Source: Pixabay
Source: Pixabay

When Your Child… Is Afraid to Do Activities

Q: My 5-year-old begged me to sign him up for soccer, but he broke into tears as we left for practice across the street. I told him, “Let’s just go and watch,” but he remained weepy and clingy, saying he was scared. After 40 minutes of watching other kids while he complained about being there, we left. He plays well and makes friends at school, but this has happened for every extracurricular activity we’ve tried. I’m feeling frustrated and unsure how to respond.

That sounds like a very difficult and upsetting situation for both of you!

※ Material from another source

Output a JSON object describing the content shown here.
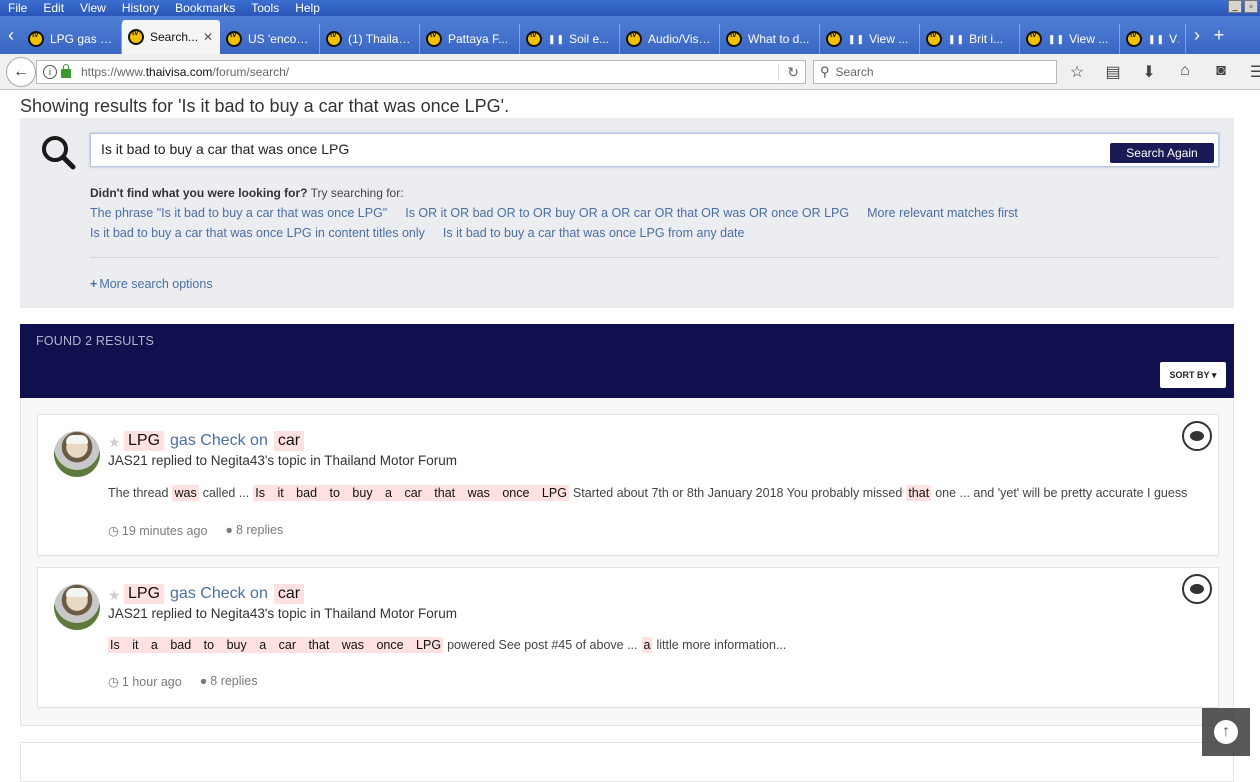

The good news is that you’ve recognized a pattern: your son gets scared when he enters new activities. It’s always easier to make a plan when we have an idea of what to expect. Your idea of having him watch first before trying seems like it will be helpful. The problem was probably he was already too worked up to embrace your very sensible suggestion!  It’s a good sign that he plays well with friends at school.

You have a choice now: You can just shelve the idea of extracurricular activities for 3-6 months and try again when he matures a bit and has more experience with peers at school, or you can try again on the next day of this activity.

If you decide to try again with this activity, do some prep work, first. At a neutral time, acknowledge that he felt scared at the first soccer practice–probably because he wasn’t sure what to expect or what to do. Then have him do a “dry run” of soccer practice so he can feel more familiar with what will happen at the next session.

Depending on how anxious he is, this might involve lining up stuffed animals to play soccer, going in your backyard and practicing with you being the soccer instructor and him being the student and/or vice versa, or even going across the street when no one is there to have a pretend soccer class.

Well before the next class, tell him you and he are just going to watch the next class. Tell him exactly where you and he will sit/stand to watch. Since the class is so close, it could even be from your yard! Insist that he will definitely not do any playing, only watching at the next session. If he wants to play, it will have to wait until the following session. We want to shift things so he’s pulling rather than you pushing. Ask him what he needs to do while he’s watching (i.e., watch quietly without screaming, crying, or carrying on because that disrupts the class.) If he wants only to watch every session for the whole season, that’s fine.

Right now, he’s at a place where just calmly watching an activity is progress. With enough prep and practice, I bet he can do that. Afterwards, praise him for watching calmly. Right now, for him, that takes courage. Tell him, “Pretty soon you’ll be ready to join the other kids playing,” but insist that there’s no rush. He’ll get there.


Helping Your Anxious Child (Webinar)
When Your Child… Is Afraid of Making a Mistake (2-min video)
A Simple Strategy to Help Worried Kids (Article)

© Eileen Kennedy-Moore, PhD.